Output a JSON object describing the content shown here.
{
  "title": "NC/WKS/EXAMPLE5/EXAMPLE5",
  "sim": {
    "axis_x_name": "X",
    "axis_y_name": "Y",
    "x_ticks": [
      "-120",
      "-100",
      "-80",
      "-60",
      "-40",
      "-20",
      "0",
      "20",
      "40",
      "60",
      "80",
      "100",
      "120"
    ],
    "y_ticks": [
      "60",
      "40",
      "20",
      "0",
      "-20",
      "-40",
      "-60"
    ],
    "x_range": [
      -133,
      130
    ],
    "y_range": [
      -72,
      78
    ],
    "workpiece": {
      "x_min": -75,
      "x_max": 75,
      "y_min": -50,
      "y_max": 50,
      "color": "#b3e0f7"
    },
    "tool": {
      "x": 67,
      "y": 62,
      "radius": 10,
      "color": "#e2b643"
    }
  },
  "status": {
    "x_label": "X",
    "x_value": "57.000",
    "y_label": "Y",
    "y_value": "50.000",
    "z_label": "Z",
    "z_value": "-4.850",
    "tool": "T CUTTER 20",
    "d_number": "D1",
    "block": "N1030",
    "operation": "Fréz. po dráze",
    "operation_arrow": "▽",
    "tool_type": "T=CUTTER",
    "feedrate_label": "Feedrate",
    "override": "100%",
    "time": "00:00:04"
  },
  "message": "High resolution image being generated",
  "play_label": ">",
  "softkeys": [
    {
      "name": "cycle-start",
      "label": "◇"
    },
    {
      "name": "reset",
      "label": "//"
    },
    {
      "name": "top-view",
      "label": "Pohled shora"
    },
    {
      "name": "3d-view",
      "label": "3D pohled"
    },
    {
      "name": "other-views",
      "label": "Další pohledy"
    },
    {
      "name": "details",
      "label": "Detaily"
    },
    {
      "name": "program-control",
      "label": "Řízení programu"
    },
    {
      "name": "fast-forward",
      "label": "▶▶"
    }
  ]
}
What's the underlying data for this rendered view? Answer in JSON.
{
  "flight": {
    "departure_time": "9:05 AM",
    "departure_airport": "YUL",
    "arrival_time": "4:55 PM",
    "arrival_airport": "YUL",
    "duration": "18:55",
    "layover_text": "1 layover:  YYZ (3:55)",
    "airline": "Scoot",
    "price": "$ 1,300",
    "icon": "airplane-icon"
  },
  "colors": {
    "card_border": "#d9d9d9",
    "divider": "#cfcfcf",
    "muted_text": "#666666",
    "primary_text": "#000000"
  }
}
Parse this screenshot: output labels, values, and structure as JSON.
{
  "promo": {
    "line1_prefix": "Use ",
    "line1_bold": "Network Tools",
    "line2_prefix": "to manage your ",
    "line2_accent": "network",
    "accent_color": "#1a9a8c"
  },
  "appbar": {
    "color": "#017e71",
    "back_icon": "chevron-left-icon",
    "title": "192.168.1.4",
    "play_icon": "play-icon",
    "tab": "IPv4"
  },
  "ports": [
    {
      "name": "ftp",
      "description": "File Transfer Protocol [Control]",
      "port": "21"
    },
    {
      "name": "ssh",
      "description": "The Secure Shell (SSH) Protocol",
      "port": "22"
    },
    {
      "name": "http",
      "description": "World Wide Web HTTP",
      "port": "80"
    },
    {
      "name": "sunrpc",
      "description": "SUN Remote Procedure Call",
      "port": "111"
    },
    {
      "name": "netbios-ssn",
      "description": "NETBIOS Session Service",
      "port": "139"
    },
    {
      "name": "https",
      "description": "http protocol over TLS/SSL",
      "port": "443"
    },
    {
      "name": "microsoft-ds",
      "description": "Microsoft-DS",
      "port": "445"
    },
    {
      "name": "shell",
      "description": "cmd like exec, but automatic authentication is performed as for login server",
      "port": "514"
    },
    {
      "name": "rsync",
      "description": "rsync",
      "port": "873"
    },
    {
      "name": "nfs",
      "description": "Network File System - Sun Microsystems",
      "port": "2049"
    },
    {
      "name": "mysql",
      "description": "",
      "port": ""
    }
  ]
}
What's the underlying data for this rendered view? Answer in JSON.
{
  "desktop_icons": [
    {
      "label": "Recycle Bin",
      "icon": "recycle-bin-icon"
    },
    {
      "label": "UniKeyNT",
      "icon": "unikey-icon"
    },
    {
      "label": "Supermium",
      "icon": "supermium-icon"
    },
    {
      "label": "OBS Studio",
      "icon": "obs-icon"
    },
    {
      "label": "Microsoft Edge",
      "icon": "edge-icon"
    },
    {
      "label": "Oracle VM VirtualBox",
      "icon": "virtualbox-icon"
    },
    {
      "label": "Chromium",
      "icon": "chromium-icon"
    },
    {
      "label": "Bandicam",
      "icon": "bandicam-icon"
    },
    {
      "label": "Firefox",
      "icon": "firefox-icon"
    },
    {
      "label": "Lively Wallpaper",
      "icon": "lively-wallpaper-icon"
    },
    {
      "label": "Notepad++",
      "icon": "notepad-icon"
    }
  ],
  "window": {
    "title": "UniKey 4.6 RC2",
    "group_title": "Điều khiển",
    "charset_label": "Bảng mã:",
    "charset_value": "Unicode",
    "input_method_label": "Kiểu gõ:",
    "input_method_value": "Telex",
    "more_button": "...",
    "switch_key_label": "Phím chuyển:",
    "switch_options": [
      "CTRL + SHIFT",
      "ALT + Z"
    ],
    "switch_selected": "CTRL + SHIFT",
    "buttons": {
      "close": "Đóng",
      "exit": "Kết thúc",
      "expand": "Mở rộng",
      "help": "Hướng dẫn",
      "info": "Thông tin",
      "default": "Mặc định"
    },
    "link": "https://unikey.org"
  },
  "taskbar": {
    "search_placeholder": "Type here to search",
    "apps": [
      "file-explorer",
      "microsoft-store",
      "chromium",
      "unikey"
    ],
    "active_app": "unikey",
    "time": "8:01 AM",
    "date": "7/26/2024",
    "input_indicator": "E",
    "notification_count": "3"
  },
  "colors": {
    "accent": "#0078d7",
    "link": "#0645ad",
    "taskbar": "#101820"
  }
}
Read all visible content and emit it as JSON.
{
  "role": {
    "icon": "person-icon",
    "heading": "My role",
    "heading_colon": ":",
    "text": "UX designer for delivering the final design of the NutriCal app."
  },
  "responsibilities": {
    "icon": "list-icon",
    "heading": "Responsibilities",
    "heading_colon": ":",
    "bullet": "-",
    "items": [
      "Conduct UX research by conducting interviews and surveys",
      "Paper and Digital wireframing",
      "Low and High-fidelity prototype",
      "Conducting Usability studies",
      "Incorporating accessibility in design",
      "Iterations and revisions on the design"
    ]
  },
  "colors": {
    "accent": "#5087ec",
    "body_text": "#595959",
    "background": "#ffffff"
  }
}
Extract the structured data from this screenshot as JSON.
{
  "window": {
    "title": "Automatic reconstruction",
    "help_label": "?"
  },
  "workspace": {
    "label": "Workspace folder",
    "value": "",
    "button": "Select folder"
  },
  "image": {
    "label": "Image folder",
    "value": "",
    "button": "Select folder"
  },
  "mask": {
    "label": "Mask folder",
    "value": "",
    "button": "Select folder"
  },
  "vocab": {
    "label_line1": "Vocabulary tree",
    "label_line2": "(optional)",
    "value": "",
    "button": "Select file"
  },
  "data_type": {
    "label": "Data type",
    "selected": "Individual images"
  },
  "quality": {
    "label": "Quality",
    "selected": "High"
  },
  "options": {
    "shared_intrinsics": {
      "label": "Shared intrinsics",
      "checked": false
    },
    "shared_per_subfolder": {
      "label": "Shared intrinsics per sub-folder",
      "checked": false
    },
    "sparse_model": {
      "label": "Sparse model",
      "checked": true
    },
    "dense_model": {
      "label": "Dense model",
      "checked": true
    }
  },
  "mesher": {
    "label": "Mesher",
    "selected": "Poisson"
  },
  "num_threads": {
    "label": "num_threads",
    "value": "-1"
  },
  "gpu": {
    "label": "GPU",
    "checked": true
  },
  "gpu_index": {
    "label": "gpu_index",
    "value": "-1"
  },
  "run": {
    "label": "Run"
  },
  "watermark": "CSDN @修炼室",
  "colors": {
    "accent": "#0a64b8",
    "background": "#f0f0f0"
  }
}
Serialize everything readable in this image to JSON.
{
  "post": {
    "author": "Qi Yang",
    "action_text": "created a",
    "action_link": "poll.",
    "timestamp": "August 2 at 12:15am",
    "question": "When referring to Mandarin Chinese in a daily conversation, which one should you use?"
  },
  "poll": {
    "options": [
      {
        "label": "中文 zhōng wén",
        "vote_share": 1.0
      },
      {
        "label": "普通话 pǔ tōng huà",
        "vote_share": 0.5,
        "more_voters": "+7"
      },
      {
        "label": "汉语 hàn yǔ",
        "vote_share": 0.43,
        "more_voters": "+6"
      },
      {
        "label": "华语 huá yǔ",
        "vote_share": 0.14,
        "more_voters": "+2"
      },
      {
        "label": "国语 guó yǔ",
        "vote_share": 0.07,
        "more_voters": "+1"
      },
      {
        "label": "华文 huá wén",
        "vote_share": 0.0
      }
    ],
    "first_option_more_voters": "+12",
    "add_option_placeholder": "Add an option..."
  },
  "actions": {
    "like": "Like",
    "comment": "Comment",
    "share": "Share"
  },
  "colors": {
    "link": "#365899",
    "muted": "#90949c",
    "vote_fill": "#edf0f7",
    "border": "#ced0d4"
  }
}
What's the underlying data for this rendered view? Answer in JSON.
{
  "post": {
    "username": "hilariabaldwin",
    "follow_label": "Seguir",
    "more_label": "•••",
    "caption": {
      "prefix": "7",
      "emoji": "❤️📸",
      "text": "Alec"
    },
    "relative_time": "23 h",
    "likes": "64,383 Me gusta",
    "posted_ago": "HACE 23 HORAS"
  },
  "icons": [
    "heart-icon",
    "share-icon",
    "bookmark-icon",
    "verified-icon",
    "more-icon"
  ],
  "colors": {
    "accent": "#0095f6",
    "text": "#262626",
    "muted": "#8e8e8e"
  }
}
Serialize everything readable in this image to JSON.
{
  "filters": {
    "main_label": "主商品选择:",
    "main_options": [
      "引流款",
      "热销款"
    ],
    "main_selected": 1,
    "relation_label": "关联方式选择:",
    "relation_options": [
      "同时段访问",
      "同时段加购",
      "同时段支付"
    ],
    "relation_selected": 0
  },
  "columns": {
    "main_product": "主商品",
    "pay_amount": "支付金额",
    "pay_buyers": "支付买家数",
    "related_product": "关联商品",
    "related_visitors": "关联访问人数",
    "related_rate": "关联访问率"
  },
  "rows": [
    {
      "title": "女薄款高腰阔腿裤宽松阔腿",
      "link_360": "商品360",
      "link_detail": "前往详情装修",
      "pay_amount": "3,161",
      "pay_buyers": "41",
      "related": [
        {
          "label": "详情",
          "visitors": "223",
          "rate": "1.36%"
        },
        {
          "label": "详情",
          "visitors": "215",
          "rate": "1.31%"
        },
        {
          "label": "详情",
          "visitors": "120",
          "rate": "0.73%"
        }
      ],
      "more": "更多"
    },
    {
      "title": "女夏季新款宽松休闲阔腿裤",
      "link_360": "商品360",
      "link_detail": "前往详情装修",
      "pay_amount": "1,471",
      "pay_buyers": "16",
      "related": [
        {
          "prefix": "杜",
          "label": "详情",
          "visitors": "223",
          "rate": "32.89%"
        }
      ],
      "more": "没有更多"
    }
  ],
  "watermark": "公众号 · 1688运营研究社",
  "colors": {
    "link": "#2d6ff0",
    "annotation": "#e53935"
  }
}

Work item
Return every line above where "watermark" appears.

Task result
  "watermark": "CSDN @修炼室",
  "watermark": "公众号 · 1688运营研究社",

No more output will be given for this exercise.